For a country that does so well at the noble sport of boxing, Ireland is surprisingly backward when it comes down to gender equality; especially in the coaching arena. So says Antoinette Faye, the country’s top female boxing coach.
Ms Faye has recently gone on record saying that the IABA (Irish Athletic Boxing Association) has evinced a dearth of equality regarding the new High-Performance Unit. The reason is because the Association has not made room for a single female coach in its staffing.
She is not alone in her opinion. Her sentiment is also echoed by some of the longest-serving coaches in boxing; and these include the vice-president of IABA as well as the Munster Provincial Boxing Council’s president, Bernard Dunne. Dunne’s name many readers will recognise as being a one-time WBA, and European Super Bantamweight champion.
Having no female coaches in the HPU will hinder progress
The High-Performance Unit (HPU) already has some notable female boxers on its books – Katie Taylor the IBF, and WBA light-heavyweight ladies champion, and the World Champion silver medallist, Kellie Harrington.
According to Faye, the HPU, which staffed by men only, is planning on taking the training of the Irish junior and youth girls’ teams under its wing. This she says, can be seen as a slur on the ability that the existing female coaches have shown to date.
She firmly believes that having no female coaches amongst the unit’s staff could severely hinder the development of female boxers. Boxing fans everywhere (including those who have fared well in the King of the Knockouts’ quiz) have a right to be concerned – for the future of ladies boxing.
Antoinette Fay’s professional pedigree
Antoinette Faye is a well-respected boxing professional. She has recently returned home to Ireland from Spain where she trained with the women’s senior elite team. They won a bronze and two gold medals. She’s the only Irish female boxer to have reached the status of being rated as 2-star AIBI World Body international boxing coach as well as being a fully qualified boxing teacher.
In terms of her international coaching career, the teams she has been associated with have won a stunning nine gold, 12 silver, plus 16 bronze medals from seven international competitions over a three-year period.
The IABA is sending out the wrong message to female boxers
She made her mind up to attack the supposed gender disparity issue after she was passed over for a place within the coach enhancement scheme.

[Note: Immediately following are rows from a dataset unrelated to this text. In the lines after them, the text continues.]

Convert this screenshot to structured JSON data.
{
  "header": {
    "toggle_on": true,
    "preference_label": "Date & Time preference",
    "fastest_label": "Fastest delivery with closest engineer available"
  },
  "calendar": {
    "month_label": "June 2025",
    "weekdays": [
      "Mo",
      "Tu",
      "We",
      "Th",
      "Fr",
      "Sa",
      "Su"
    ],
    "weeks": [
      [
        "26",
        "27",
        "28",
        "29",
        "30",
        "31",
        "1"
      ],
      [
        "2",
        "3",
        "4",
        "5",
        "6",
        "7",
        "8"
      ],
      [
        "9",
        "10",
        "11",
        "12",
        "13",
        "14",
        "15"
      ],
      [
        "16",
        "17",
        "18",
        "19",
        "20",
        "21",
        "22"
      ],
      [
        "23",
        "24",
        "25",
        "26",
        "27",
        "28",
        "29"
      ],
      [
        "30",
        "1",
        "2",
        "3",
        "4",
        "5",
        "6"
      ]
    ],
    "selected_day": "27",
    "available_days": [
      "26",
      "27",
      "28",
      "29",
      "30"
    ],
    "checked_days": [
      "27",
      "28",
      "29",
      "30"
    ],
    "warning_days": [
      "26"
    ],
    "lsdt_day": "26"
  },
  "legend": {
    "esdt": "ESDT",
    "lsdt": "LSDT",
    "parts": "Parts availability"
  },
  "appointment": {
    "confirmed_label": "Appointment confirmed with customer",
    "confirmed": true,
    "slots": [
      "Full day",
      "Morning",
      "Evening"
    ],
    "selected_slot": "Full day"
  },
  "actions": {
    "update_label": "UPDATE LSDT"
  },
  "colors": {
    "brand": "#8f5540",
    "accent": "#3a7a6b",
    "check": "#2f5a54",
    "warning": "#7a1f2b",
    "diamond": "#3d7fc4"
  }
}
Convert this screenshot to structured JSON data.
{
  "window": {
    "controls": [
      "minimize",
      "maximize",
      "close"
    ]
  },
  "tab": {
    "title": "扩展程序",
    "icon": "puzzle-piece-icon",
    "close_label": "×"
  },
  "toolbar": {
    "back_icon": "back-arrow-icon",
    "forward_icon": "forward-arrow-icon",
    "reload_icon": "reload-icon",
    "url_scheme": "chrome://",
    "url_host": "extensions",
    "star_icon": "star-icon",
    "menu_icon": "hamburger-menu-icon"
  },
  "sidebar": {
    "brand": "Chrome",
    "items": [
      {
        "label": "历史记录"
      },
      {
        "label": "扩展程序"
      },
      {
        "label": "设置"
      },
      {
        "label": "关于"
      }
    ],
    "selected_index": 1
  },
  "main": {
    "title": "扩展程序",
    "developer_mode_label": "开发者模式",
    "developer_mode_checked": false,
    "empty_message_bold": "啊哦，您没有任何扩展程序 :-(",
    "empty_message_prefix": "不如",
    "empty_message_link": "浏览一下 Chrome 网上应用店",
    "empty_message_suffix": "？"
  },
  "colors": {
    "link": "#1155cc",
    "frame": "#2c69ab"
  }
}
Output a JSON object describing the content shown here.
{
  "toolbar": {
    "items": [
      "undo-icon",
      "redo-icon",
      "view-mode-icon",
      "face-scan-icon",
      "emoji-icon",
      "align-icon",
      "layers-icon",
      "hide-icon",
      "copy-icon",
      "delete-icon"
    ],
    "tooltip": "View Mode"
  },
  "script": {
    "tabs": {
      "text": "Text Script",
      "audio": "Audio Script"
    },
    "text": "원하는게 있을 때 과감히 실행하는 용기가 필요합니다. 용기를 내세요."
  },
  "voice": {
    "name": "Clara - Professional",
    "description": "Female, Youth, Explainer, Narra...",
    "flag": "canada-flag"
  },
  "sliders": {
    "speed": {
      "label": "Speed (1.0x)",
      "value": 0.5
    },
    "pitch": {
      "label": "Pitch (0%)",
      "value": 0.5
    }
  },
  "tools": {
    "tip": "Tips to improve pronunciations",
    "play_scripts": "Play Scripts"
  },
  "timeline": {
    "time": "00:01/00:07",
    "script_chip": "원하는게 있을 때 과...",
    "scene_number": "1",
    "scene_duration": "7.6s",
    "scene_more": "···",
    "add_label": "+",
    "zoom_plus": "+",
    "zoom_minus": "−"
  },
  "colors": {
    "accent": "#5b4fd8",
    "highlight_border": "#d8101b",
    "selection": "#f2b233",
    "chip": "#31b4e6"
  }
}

Not only were no women appointed, but she maintains that she, herself, is more qualified than five of her male counterparts who were given positions.
Faye feels that she has to speak up now, what with plans in the pipeline to usurp the training of both the junior as well as the youth girls teams – especially as these young ladies are currently being coached by female coaches.
She understands that the Irish ladies boxing teams need the best possible facilities, but she is adamant that this should include multi-gender coaching.
In the past, the IABA have been very supportive of women at all levels in the sport. But, she feels that on this occasion that support has dissipated. What sort of a message she asks, is having no female coaching in Abbotstown broadcasting, not only to lady boxers but to women in general?